Which type of salmon fishing line you use on your fishing trip will often mean the difference between a successful day and one filled with a lot of snags, rats-nests and frustration. The right salmon fishing line will often be determined by the type of salmon you are going to be targetting during the day; there are specialty lines designed specifically for certain types of fishing conditions, and even standard lines will have varying results depending on the water you are fishing in.
First of all, it is important to understand the different construction materials used in different types of line. Species, depth of presentation, type of lure, size of lure all have a bearing on what type of materials you should be using. If you intend on trolling a spoon or heavier lure's you want to have a line with some give so you don't rip the lure out of the Salmons mouth and damage it. Monofilament has always been, and continues to be, the most popular choice among all anglers (those fishing for salmon included), at least as far as the bulk of purchases. Despite the steady sales in monofilament line, most people who fish will tell you that monofilament remains popular only because it is cheaper than other materials; one strand is not difficult to manufacture. A much more desirable type of salmon fishing line is that made from fluorocarbon. Fluorocarbon line is much stronger than nylon monofilament due to its complex structure (it is also often used in combination with copolymers). Most importantly to salmon fishers, especially those mooching or drift fishing, is the fact that fluorocarbon reflects light in much the same way as water, and is therefore much more difficult for a salmon to see. This is particularly important when considering leader material for your set up.

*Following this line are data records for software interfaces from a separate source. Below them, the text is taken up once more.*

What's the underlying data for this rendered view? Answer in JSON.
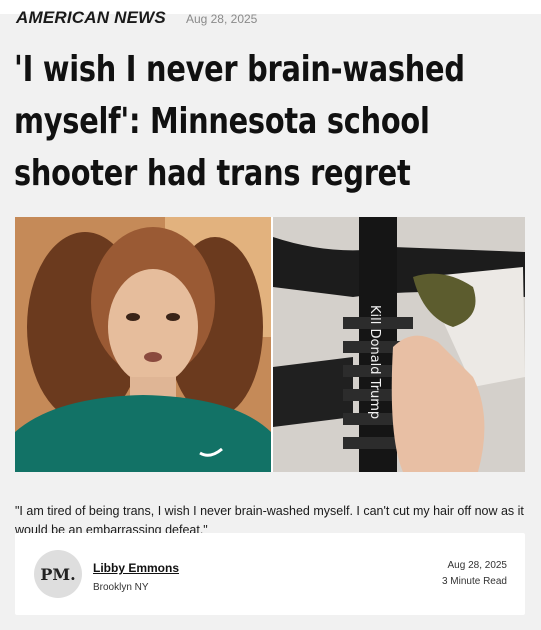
{
  "article": {
    "category": "AMERICAN NEWS",
    "date": "Aug 28, 2025",
    "headline": "'I wish I never brain-washed myself': Minnesota school shooter had trans regret",
    "caption": "\"I am tired of being trans, I wish I never brain-washed myself. I can't cut my hair off now as it would be an embarrassing defeat.\""
  },
  "hero": {
    "right_photo_text": "Kill Donald Trump"
  },
  "author": {
    "initials": "PM.",
    "name": "Libby Emmons",
    "location": "Brooklyn NY",
    "date": "Aug 28, 2025",
    "read_time": "3 Minute Read"
  }
}
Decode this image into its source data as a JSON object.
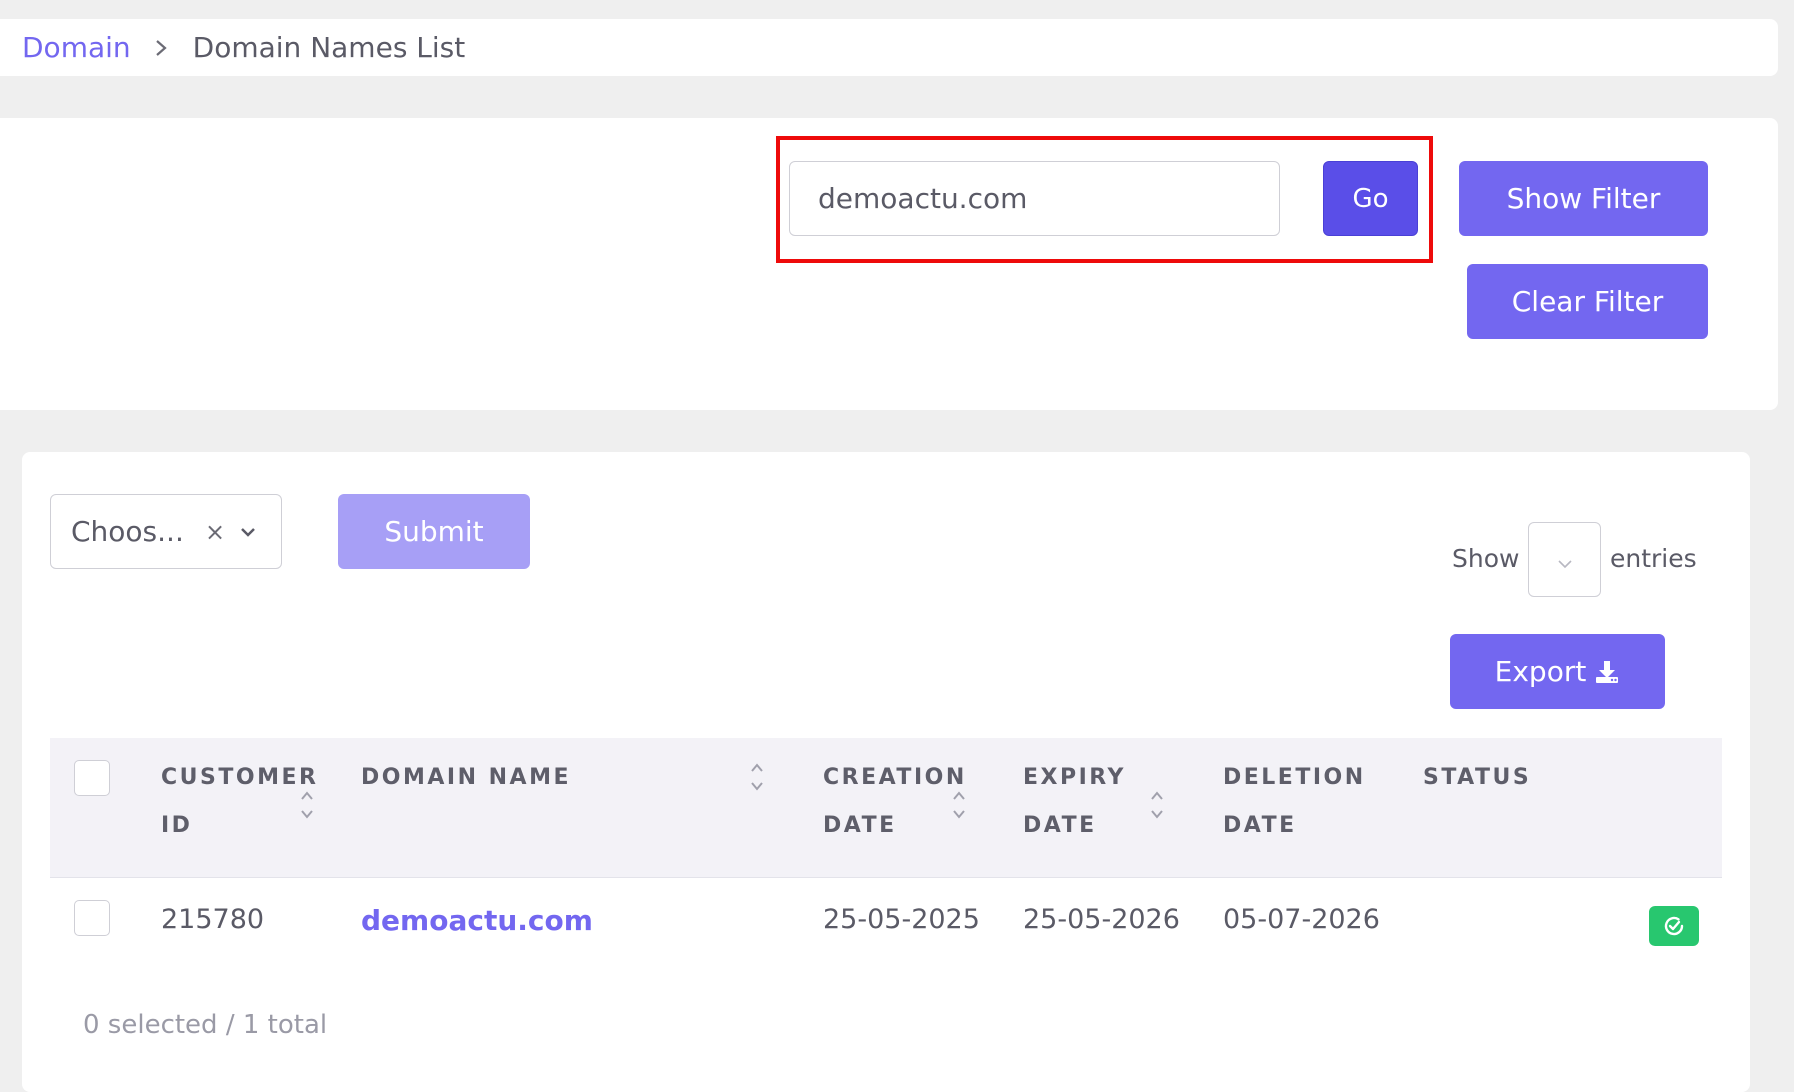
{
  "breadcrumb": {
    "parent": "Domain",
    "current": "Domain Names List"
  },
  "filter": {
    "search_value": "demoactu.com",
    "go_label": "Go",
    "show_filter_label": "Show Filter",
    "clear_filter_label": "Clear Filter"
  },
  "toolbar": {
    "select_value": "Choos...",
    "select_clear": "×",
    "submit_label": "Submit",
    "show_label": "Show",
    "entries_label": "entries",
    "export_label": "Export"
  },
  "table": {
    "columns": [
      {
        "line1": "CUSTOMER",
        "line2": "ID"
      },
      {
        "line1": "DOMAIN NAME",
        "line2": ""
      },
      {
        "line1": "CREATION",
        "line2": "DATE"
      },
      {
        "line1": "EXPIRY",
        "line2": "DATE"
      },
      {
        "line1": "DELETION",
        "line2": "DATE"
      },
      {
        "line1": "STATUS",
        "line2": ""
      }
    ],
    "rows": [
      {
        "customer_id": "215780",
        "domain_name": "demoactu.com",
        "creation_date": "25-05-2025",
        "expiry_date": "25-05-2026",
        "deletion_date": "05-07-2026",
        "status_icon": "check-circle-icon"
      }
    ]
  },
  "footer": {
    "selection_summary": "0 selected / 1 total"
  },
  "colors": {
    "accent": "#7367f0",
    "go_button": "#5a4ee8",
    "submit_disabled": "#a79ff6",
    "status_success": "#28c76f",
    "highlight": "#ee0a0a"
  }
}
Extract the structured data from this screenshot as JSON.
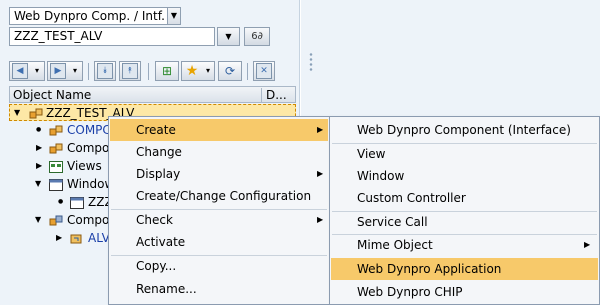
{
  "object_type_selector": {
    "value": "Web Dynpro Comp. / Intf."
  },
  "object_name_input": {
    "value": "ZZZ_TEST_ALV"
  },
  "tree": {
    "headers": {
      "name": "Object Name",
      "description": "D..."
    },
    "rows": [
      {
        "label": "ZZZ_TEST_ALV"
      },
      {
        "label": "COMPC"
      },
      {
        "label": "Compon"
      },
      {
        "label": "Views"
      },
      {
        "label": "Window"
      },
      {
        "label": "ZZZ"
      },
      {
        "label": "Compon"
      },
      {
        "label": "ALV"
      }
    ]
  },
  "context_menu": {
    "items": [
      {
        "label": "Create",
        "highlighted": true,
        "submenu": true
      },
      {
        "label": "Change"
      },
      {
        "label": "Display",
        "submenu": true
      },
      {
        "label": "Create/Change Configuration"
      },
      {
        "label": "Check",
        "submenu": true
      },
      {
        "label": "Activate"
      },
      {
        "label": "Copy..."
      },
      {
        "label": "Rename..."
      }
    ]
  },
  "create_submenu": {
    "items": [
      {
        "label": "Web Dynpro Component (Interface)"
      },
      {
        "label": "View"
      },
      {
        "label": "Window"
      },
      {
        "label": "Custom Controller"
      },
      {
        "label": "Service Call"
      },
      {
        "label": "Mime Object",
        "submenu": true
      },
      {
        "label": "Web Dynpro Application",
        "highlighted": true
      },
      {
        "label": "Web Dynpro CHIP"
      }
    ]
  },
  "colors": {
    "panel_bg": "#edf3f9",
    "highlight": "#f7c96a",
    "selection": "#fde8a6",
    "link_blue": "#1a3fa8"
  }
}
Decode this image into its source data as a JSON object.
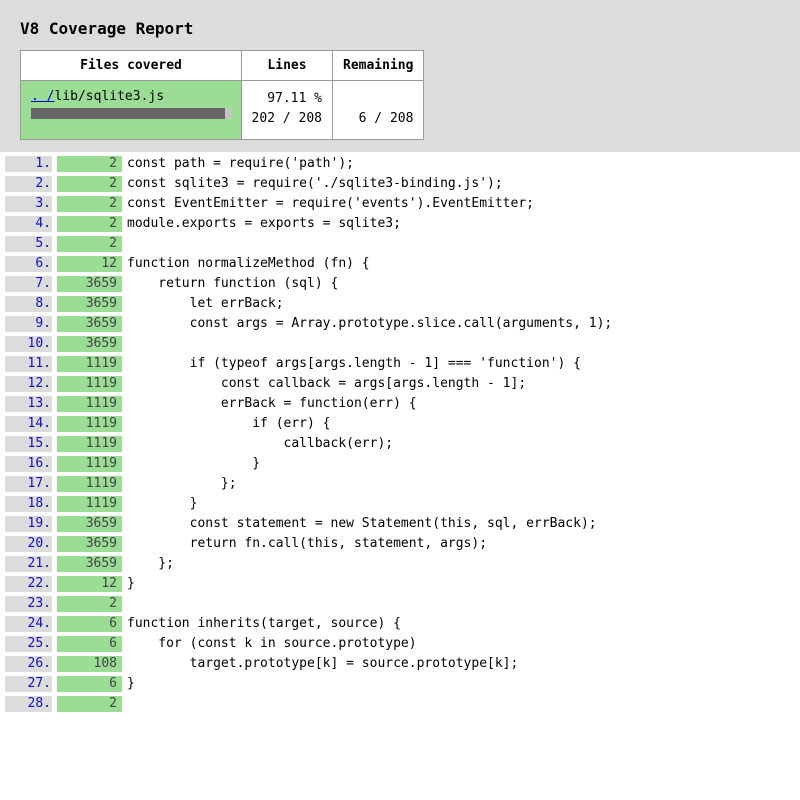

Tip: at the end of each season spool your salmon fishing line onto another vacant spool (preferably something large) using an electric drill to do the work if you don't have a winder. This will help the line with "memory" so that it's not all coiled up and easy to work with for the next season. Also if you do this you can usually get another season out of your line becuase when you spool it back onto your reel, it will be going on backwards. In other words, the line you'll be using will probably be untouched line that was always spooled up on the reel and never casted or run!
After test fishing this line for 3 seasons I’m a convert, and Suffix Performance Braid has become my favorite salmon fishing line. Here’s why: like other super braid lines, Performance Braid casts well, has good sensitivity, and limited stretch. Less line tangling, more consistent strength, and quieter when fishing, are qualities Ive found superior in Performance Braid. This is the primary line guests fish for salmon on my guide boat when casting lures with spinning reels, or when drift fishing bait, either along bottom, or under bobbers.